A hybrid is not one particular plan design, but instead is an umbrella term capturing a wide range of different plan designs. Some hybrids are defined benefit (DB) pensions with risk-sharing provisions, while others blend attributes of DB and defined contribution (DC) plans. Each of these plan designs offers tradeoffs in terms of retirement benefits, risks, and costs.

Author(s): Dan Doonan, Elizabeth Wiley

Publication Date: 10 May 2021

Publication Site: National Institute on Retirement Security

Pennsylvanians pay extra for public pensions

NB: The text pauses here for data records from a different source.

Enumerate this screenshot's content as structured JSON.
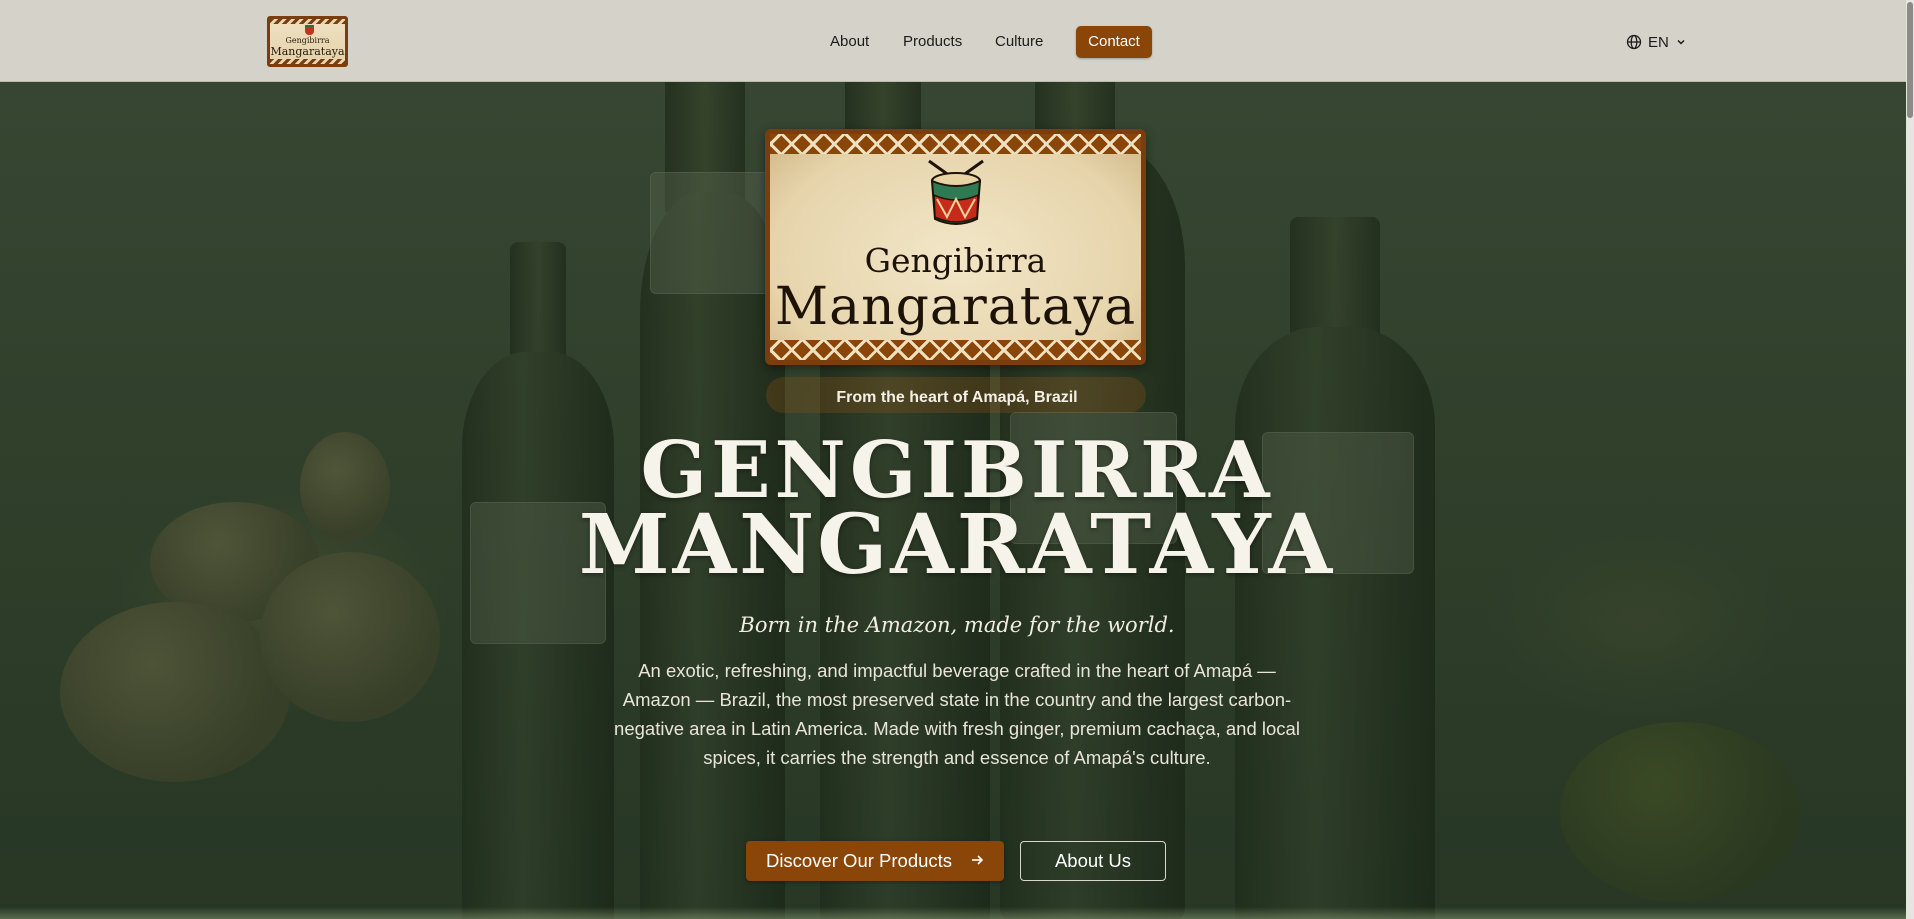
{
  "nav": {
    "logo": {
      "line1": "Gengibirra",
      "line2": "Mangarataya"
    },
    "links": [
      {
        "label": "About"
      },
      {
        "label": "Products"
      },
      {
        "label": "Culture"
      }
    ],
    "contact_label": "Contact",
    "language": {
      "icon": "globe-icon",
      "value": "EN",
      "caret_icon": "chevron-down-icon"
    }
  },
  "hero": {
    "logo": {
      "line1": "Gengibirra",
      "line2": "Mangarataya"
    },
    "eyebrow": "From the heart of Amapá, Brazil",
    "title_line1": "GENGIBIRRA",
    "title_line2": "MANGARATAYA",
    "subtitle": "Born in the Amazon, made for the world.",
    "description": "An exotic, refreshing, and impactful beverage crafted in the heart of Amapá — Amazon — Brazil, the most preserved state in the country and the largest carbon-negative area in Latin America. Made with fresh ginger, premium cachaça, and local spices, it carries the strength and essence of Amapá's culture.",
    "primary_button": {
      "label": "Discover Our Products",
      "icon": "arrow-right-icon"
    },
    "secondary_button": {
      "label": "About Us"
    }
  },
  "colors": {
    "accent": "#8a4508",
    "nav_bg": "#d4d2c9",
    "hero_overlay": "#3e4a38",
    "text_light": "#f6f3ea"
  }
}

Forced to cover the higher pension checks, state and local taxpayer funding for PSERS, the big retirement plan for public-school educators, has risen year after year, soaring from just over $600 million in 2010 to $5 billion this year.

Now a little-noticed provision of a reform passed in 2010, known as the “shared risk” rule, has come back to haunt PSERS officials — and teachers, too.

Under the rule, teachers, not just taxpayers, must pay more into the $64 billion pension system whenever profits fall short on investments.

In an embarrassing admission, its board said on Monday that the policy meant many teachers will face a hike in their payments this year. This was the first time this has happened since the law was adopted.

The board for PSERS — the Public School Employees’ Retirement System — acknowledged it had previously endorsed an inflated number for investment returns, a figure it incorrectly thought was just high enough to spare teachers any increase.

Author(s): Joseph N. DiStefano

Publication Date: 24 April 2021

Publication Site: Philadelphia Inquirer